However, the IMF’s proposed prescriptions, detailed during its annual meetings, are often challenging to implement. Countries like Ghana, which defaulted on its debts last year, and Kenya, which faces the daunting task of repaying or refinancing a $2 billion international bond by next June, have already witnessed violent protests in response to tax hikes and the removal of subsidies.
Moreover, the debt-to-GDP ratio in the region, which has doubled to 60% over the past decade, could escalate by an additional 10 percentage points in the next five years if fiscal trends remain unchanged, as per an IMF report.
“We’re doing our utmost to avoid this being a period of… spending on health and education being harmed,” said Abebe Selassie, the IMF’s African department director. “The danger that I see, if the financing squeeze persists, is exactly that that would happen.”
Many African governments are being forced to trim their budgets at a time when the continent’s booming population and the impacts of climate change necessitate increased public spending. Kenya, for example, has recently mandated government departments to cut 10% of their operational budgets for the fiscal year ending in June 2024.
Oil-dependent countries like Angola, where crude production has fallen short of expectations, are facing extreme austerity measures to manage their finances effectively. Governments are freezing or cutting expenditures to ensure they can continue servicing their debt obligations and pay salaries, thus maintaining the country’s basic functioning.
Interest payments in developing countries have surged faster than public spending on vital sectors, as highlighted in a United Nations Global Crisis Response Group report from July. In sub-Saharan Africa, the ratio of debt interest payments to government revenues, standing at approximately 10.5%, has more than doubled over the last decade and is about three times that of developed countries, according to the IMF.
The challenge extends beyond rising interest payments; high-interest rates have made refinancing debt prohibitively expensive for most African countries and have led to currency devaluation against the U.S. dollar.
Oxfam International has projected that public spending in real terms may decline over the next five years in 26 sub-Saharan African countries. This potential drop in funding for education and other critical areas could hinder economic development and human capital growth.
In response to the IMF’s recommendations, some governments have begun to cut fossil fuel subsidies, which the fund argues disproportionately benefits wealthier individuals. Countries like Senegal, Angola, and Nigeria have initiated the process of reducing these subsidies, although this has not been without challenges, sparking protests and raising concerns about social unrest.

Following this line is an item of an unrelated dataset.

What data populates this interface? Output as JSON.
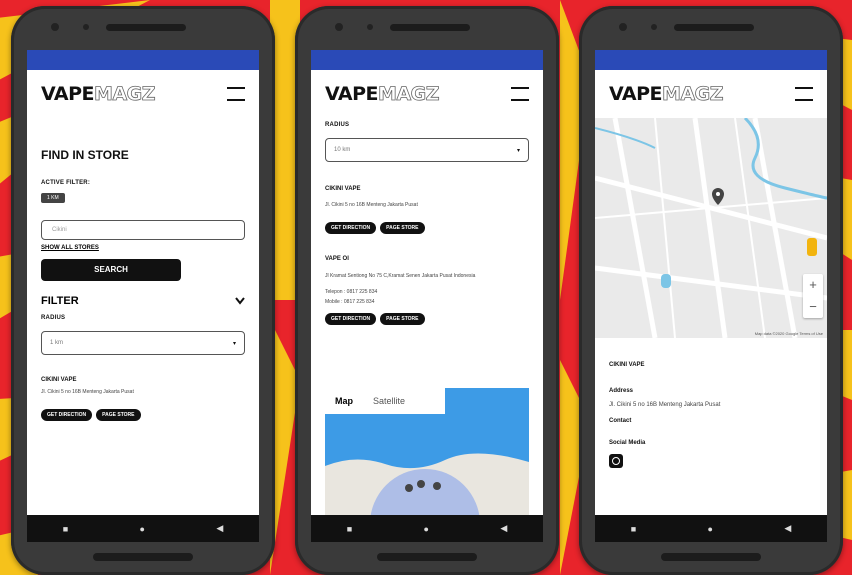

As African governments grapple with these complex fiscal dilemmas, they must navigate a delicate balance between debt management, social investment, and economic stability. The path forward involves making difficult choices to secure the future of their nations. (with ReUTERS report)